▶ _Problem description_: Only the number is wanted: how many lines in the data contain "screenshot"?

▶ _Data under study_:
----
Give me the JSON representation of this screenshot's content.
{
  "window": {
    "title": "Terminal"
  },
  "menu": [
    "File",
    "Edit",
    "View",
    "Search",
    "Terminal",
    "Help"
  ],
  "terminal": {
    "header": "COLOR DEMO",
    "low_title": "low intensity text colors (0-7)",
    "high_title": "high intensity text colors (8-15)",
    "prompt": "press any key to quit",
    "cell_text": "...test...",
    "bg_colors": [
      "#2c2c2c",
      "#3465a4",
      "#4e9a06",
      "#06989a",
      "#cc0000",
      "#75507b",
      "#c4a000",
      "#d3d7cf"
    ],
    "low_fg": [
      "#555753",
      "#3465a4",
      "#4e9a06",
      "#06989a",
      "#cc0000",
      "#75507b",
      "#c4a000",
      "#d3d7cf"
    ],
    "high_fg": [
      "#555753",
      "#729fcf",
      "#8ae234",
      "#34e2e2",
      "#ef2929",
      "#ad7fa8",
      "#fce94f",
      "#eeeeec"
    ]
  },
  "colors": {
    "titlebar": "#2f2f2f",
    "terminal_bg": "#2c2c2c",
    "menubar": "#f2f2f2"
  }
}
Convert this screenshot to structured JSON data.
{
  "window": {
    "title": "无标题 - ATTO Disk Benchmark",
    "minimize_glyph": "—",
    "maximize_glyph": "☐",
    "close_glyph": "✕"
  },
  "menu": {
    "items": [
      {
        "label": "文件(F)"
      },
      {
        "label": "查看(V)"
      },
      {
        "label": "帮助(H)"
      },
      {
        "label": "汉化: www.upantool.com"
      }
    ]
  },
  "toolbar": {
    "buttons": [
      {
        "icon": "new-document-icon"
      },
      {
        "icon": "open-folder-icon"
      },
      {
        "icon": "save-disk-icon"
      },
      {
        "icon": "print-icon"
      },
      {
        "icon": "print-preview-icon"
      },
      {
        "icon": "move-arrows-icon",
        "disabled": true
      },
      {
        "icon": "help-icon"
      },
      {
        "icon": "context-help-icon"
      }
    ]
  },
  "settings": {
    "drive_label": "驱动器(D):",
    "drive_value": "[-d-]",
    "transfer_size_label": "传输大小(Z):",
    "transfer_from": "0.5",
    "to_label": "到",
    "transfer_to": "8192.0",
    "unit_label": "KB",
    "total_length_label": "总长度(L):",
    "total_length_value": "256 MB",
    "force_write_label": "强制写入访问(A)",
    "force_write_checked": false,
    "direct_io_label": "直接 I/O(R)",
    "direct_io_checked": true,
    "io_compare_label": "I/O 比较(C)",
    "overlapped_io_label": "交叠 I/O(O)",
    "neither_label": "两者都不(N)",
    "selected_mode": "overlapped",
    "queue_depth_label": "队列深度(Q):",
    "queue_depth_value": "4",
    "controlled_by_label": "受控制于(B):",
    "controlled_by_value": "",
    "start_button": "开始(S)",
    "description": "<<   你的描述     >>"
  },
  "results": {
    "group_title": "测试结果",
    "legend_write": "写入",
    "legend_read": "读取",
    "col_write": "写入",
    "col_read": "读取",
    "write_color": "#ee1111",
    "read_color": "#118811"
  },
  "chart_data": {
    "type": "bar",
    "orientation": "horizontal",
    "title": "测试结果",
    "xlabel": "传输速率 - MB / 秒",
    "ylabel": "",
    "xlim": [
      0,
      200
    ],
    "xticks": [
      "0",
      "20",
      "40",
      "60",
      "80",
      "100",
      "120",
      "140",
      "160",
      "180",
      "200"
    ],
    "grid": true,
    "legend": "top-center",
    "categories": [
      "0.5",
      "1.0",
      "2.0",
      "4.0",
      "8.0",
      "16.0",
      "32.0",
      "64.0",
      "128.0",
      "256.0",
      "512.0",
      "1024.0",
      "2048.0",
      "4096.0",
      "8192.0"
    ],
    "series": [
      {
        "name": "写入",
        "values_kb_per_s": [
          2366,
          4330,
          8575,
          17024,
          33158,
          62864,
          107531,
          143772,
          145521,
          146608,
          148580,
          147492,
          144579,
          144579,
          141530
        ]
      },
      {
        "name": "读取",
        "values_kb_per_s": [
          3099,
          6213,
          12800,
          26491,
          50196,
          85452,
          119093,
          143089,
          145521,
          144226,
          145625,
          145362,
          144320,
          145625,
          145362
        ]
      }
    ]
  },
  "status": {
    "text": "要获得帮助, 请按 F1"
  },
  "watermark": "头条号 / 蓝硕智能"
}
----
▶ _Solution to this task_: 2